We have now entered the “social distancing” stage of the novel coronavirus pandemic, and parents know that kids find this impossible to do. The World Health Organization advises against touching your eyes, nose, or mouth, and keeping a 3-foot distance from anyone sneezing or coughing — certainly good measures in theory. Chaperoning a kindergarten field trip last week, I was shocked at the amount of times I had to admonish someone not to lick someone else. The response, therefore, has been to close tens of thousands of schools virtually across the nation (New York City public schools are about the last still operating, with Mayor Bill De Blasio determining that the public costs of closing outweigh the benefits). Kids are already joking about their “coronacation” or being “Q’ed up” when under quarantine. Humor can help lighten a situation, but the reality is that many families are scrambling to find child care in light of school and daycare closures.
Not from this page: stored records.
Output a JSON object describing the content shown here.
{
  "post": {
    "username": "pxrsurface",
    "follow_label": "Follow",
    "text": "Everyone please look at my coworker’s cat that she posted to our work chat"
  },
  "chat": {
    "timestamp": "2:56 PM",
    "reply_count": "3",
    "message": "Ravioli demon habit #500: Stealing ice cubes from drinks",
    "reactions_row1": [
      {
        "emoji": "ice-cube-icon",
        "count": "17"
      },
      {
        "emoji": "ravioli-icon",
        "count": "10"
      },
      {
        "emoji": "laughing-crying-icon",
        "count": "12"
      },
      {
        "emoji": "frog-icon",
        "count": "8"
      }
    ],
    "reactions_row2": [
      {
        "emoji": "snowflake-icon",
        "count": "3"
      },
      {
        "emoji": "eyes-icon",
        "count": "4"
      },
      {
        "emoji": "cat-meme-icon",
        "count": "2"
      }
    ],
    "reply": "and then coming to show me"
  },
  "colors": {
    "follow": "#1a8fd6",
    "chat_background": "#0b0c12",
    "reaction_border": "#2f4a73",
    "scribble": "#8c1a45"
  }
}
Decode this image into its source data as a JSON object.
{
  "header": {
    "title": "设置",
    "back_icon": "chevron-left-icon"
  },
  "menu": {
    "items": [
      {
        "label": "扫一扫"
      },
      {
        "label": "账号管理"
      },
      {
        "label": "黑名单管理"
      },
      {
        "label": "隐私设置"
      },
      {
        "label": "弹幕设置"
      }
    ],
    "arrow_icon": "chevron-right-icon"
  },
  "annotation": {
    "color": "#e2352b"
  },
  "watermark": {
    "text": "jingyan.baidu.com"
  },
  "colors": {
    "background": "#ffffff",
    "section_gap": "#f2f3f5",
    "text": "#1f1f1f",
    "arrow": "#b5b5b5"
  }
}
Almost immediately upon announcement of school closures, parents in my own Pittsburgh community began extending a network of support to each other. Jillian Edmunson is a veterinarian technician in a small office of nine staff, four of whom have children. Her in-laws are nearby, but are high-risk if they contract COVID-19, so she cannot turn to them for support. One solution for Edmunson and her coworkers is to take their kids to work and swap checking in on the group doing online schoolwork. “Tablets, wifi, and Pirate Booty will have to get us through as we take shifts managing them between patients,” says Edmunson.
She is unsure of how her second grader will do with this type of learning, but thankfully has seen several neighbors step up to offer child care. Just around the corner, a single mom of three, Dayle Hall, knows she can help some, but also knows her limits. “I could possibly take on one extra kid who is older and mature enough to do their work with minimal supervision from me,” she wrote in a community group. “I’ll only be able to check on my kids during my breaks. If you are a single parent who needs to work outside the home with one responsible child, let me know.”
It’s a tricky balance between adequate social distancing and helping out those who do not have another solution.
As needs grew, Colleen Libstaff made a spreadsheet of who needs coverage, and when. Moms began to fill in when they are available to babysit on one side of the sheet, with moms noting when they need coverage on the other. It’s a tricky balance between adequate social distancing and helping out those who do not have another solution to support their family. Telecommuting is not an option for everyone.
Our community is not unique. Nikki Pride in St. Louis is a single mom of twin kindergarten boys who drives a school bus to make ends meet. The job has been great for her thus far, as she is on the same schedule as her children, so does not need before- or after-school care. When area schools closed, teachers were assured pay during the break — but bus drivers were not. As an hourly worker, she is facing at least several weeks, if not longer, without pay.
“I will probably watch others’ kids from my home during the break, though it’s honestly the last thing I feel I can handle right now,” Pride says. Her twins, born prematurely, have a range of special needs that can make parenting challenging at times. Yet she knows that many essential employees in her community such as medical staff will need child care, and she can stand in that gap.
Fellow single moms in her social circle are discussing swapping child care but also voicing concerns that this negates the entire point of school being cancelled — social distancing.
Another single mom, Rebecca Miller, is a graphic designer in Baltimore. While her job can be remote, working while managing online school for her two girls, ages 5 and 6, is impossible. Fellow single moms in her social circle are discussing swapping child care but also voicing concerns that this negates the entire point of school being cancelled — social distancing.
Thankfully, Miller’s parents are local and can provide child care. “Without my parents, I would literally have to take off work for two week or more without pay. I have no savings. It would be financially devastating, to say the least.”
Her parents both have serious health conditions and are over 60, so by trying to avoid financial ruin she is exposing them to medical risk. Miller’s anxieties and fears echo those of moms across the country. Swapping child care, using grandparents, or staying home and forfeiting needed income all have pros and cons. The CDC has made clear that these initial two-week closures are likely just the beginning, as they do not appear to have much impact on the spread of the virus. As parents face down potential four- to eight-week closures, many more will feel stuck, like Miller, between a host of terrible choices.
“I am terrified of exposing my parents,” Miller says, “but it is my only option.”
If you think you’re showing symptoms of coronavirus, which include fever, shortness of breath, and cough, call your doctor before going to get tested. If you’re anxious about the virus’s spread in your community, visit the CDC for up-to-date information and resources, or seek out mental health support. You can find all of Romper’s parents + coronavirus coverage here, and Bustle’s constantly updated, general “what to know about coronavirus” here.